PROBLEM DETAILS:
What follows is a set of records; restate each one word for word and drop the pictures.

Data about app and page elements
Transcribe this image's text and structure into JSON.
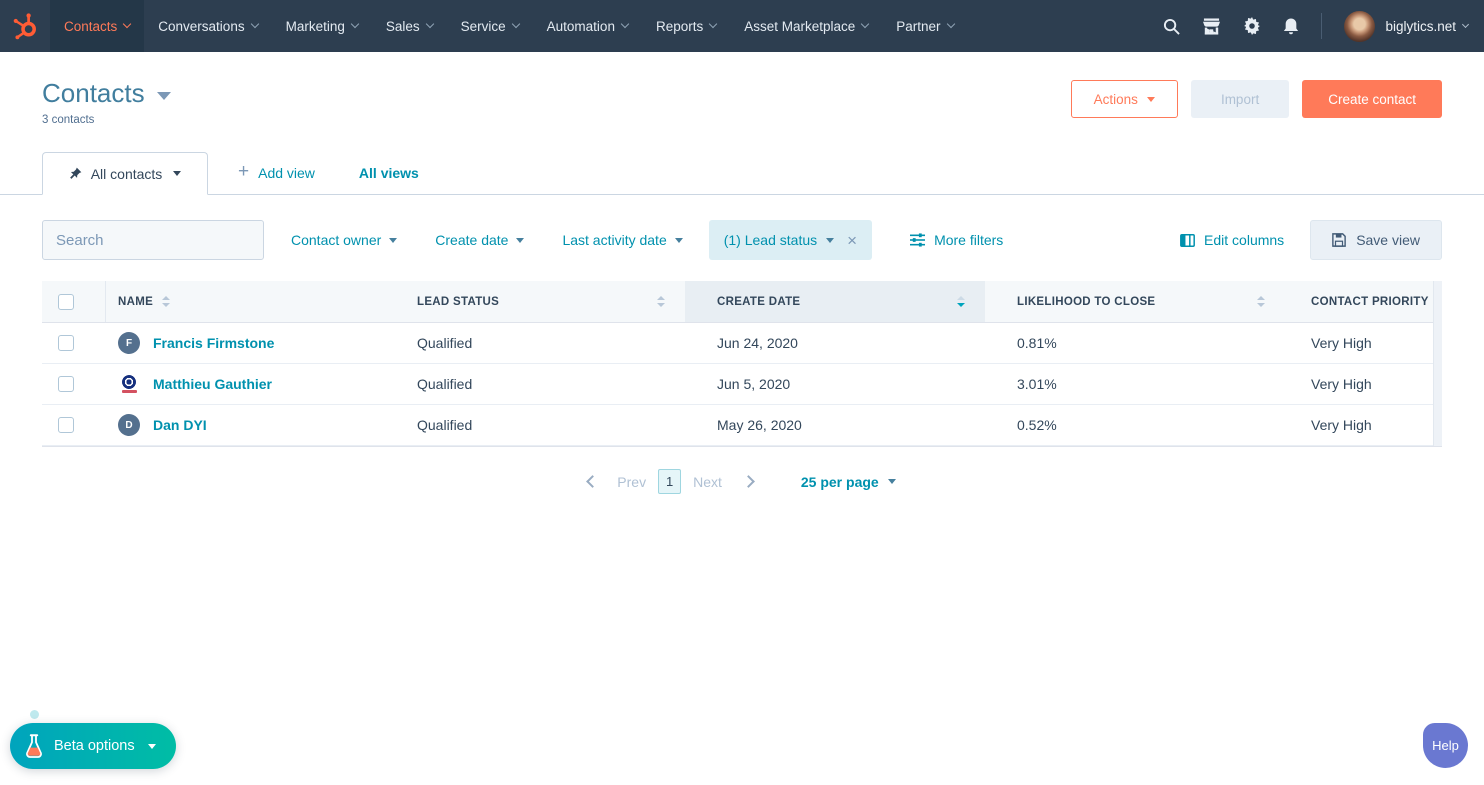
{
  "nav": {
    "items": [
      {
        "label": "Contacts",
        "active": true
      },
      {
        "label": "Conversations"
      },
      {
        "label": "Marketing"
      },
      {
        "label": "Sales"
      },
      {
        "label": "Service"
      },
      {
        "label": "Automation"
      },
      {
        "label": "Reports"
      },
      {
        "label": "Asset Marketplace"
      },
      {
        "label": "Partner"
      }
    ],
    "account": "biglytics.net"
  },
  "icons": {
    "logo": "hubspot-sprocket",
    "nav_right": [
      "search-icon",
      "marketplace-icon",
      "settings-icon",
      "notifications-icon"
    ],
    "tab": "pushpin-icon",
    "more_filters": "sliders-icon",
    "edit_columns": "table-columns-icon",
    "save_view": "floppy-disk-icon",
    "beta": "flask-icon"
  },
  "header": {
    "title": "Contacts",
    "subtitle": "3 contacts",
    "actions": "Actions",
    "import": "Import",
    "create_contact": "Create contact"
  },
  "views": {
    "active_tab": "All contacts",
    "add_view": "Add view",
    "all_views": "All views"
  },
  "filters": {
    "search_placeholder": "Search",
    "contact_owner": "Contact owner",
    "create_date": "Create date",
    "last_activity_date": "Last activity date",
    "lead_status": "(1) Lead status",
    "more_filters": "More filters",
    "edit_columns": "Edit columns",
    "save_view": "Save view"
  },
  "table": {
    "columns": [
      "NAME",
      "LEAD STATUS",
      "CREATE DATE",
      "LIKELIHOOD TO CLOSE",
      "CONTACT PRIORITY"
    ],
    "sorted_column": "CREATE DATE",
    "sort_direction": "descending",
    "rows": [
      {
        "avatar_initial": "F",
        "name": "Francis Firmstone",
        "lead_status": "Qualified",
        "create_date": "Jun 24, 2020",
        "likelihood_to_close": "0.81%",
        "contact_priority": "Very High"
      },
      {
        "avatar_type": "company-logo",
        "name": "Matthieu Gauthier",
        "lead_status": "Qualified",
        "create_date": "Jun 5, 2020",
        "likelihood_to_close": "3.01%",
        "contact_priority": "Very High"
      },
      {
        "avatar_initial": "D",
        "name": "Dan DYI",
        "lead_status": "Qualified",
        "create_date": "May 26, 2020",
        "likelihood_to_close": "0.52%",
        "contact_priority": "Very High"
      }
    ]
  },
  "pagination": {
    "prev": "Prev",
    "current_page": "1",
    "next": "Next",
    "per_page": "25 per page"
  },
  "floating": {
    "beta_options": "Beta options",
    "help": "Help"
  },
  "colors": {
    "nav_bg": "#2d3e50",
    "accent_orange": "#ff7a59",
    "logo_orange": "#ff5c35",
    "link_teal": "#0091ae",
    "title_teal": "#417e9e",
    "help_purple": "#6a78d1",
    "beta_gradient": [
      "#00a4bd",
      "#00bda5"
    ],
    "table_header_bg": "#f5f8fa",
    "sorted_col_bg": "#e8eef3",
    "pill_bg": "#dceef4"
  }
}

SOLUTION:
Transcribe this image's text and structure into JSON.
{
  "nav": {
    "items": [
      {
        "label": "Contacts",
        "active": true
      },
      {
        "label": "Conversations"
      },
      {
        "label": "Marketing"
      },
      {
        "label": "Sales"
      },
      {
        "label": "Service"
      },
      {
        "label": "Automation"
      },
      {
        "label": "Reports"
      },
      {
        "label": "Asset Marketplace"
      },
      {
        "label": "Partner"
      }
    ],
    "account": "biglytics.net"
  },
  "icons": {
    "logo": "hubspot-sprocket",
    "nav_right": [
      "search-icon",
      "marketplace-icon",
      "settings-icon",
      "notifications-icon"
    ],
    "tab": "pushpin-icon",
    "more_filters": "sliders-icon",
    "edit_columns": "table-columns-icon",
    "save_view": "floppy-disk-icon",
    "beta": "flask-icon"
  },
  "header": {
    "title": "Contacts",
    "subtitle": "3 contacts",
    "actions": "Actions",
    "import": "Import",
    "create_contact": "Create contact"
  },
  "views": {
    "active_tab": "All contacts",
    "add_view": "Add view",
    "all_views": "All views"
  },
  "filters": {
    "search_placeholder": "Search",
    "contact_owner": "Contact owner",
    "create_date": "Create date",
    "last_activity_date": "Last activity date",
    "lead_status": "(1) Lead status",
    "more_filters": "More filters",
    "edit_columns": "Edit columns",
    "save_view": "Save view"
  },
  "table": {
    "columns": [
      "NAME",
      "LEAD STATUS",
      "CREATE DATE",
      "LIKELIHOOD TO CLOSE",
      "CONTACT PRIORITY"
    ],
    "sorted_column": "CREATE DATE",
    "sort_direction": "descending",
    "rows": [
      {
        "avatar_initial": "F",
        "name": "Francis Firmstone",
        "lead_status": "Qualified",
        "create_date": "Jun 24, 2020",
        "likelihood_to_close": "0.81%",
        "contact_priority": "Very High"
      },
      {
        "avatar_type": "company-logo",
        "name": "Matthieu Gauthier",
        "lead_status": "Qualified",
        "create_date": "Jun 5, 2020",
        "likelihood_to_close": "3.01%",
        "contact_priority": "Very High"
      },
      {
        "avatar_initial": "D",
        "name": "Dan DYI",
        "lead_status": "Qualified",
        "create_date": "May 26, 2020",
        "likelihood_to_close": "0.52%",
        "contact_priority": "Very High"
      }
    ]
  },
  "pagination": {
    "prev": "Prev",
    "current_page": "1",
    "next": "Next",
    "per_page": "25 per page"
  },
  "floating": {
    "beta_options": "Beta options",
    "help": "Help"
  },
  "colors": {
    "nav_bg": "#2d3e50",
    "accent_orange": "#ff7a59",
    "logo_orange": "#ff5c35",
    "link_teal": "#0091ae",
    "title_teal": "#417e9e",
    "help_purple": "#6a78d1",
    "beta_gradient": [
      "#00a4bd",
      "#00bda5"
    ],
    "table_header_bg": "#f5f8fa",
    "sorted_col_bg": "#e8eef3",
    "pill_bg": "#dceef4"
  }
}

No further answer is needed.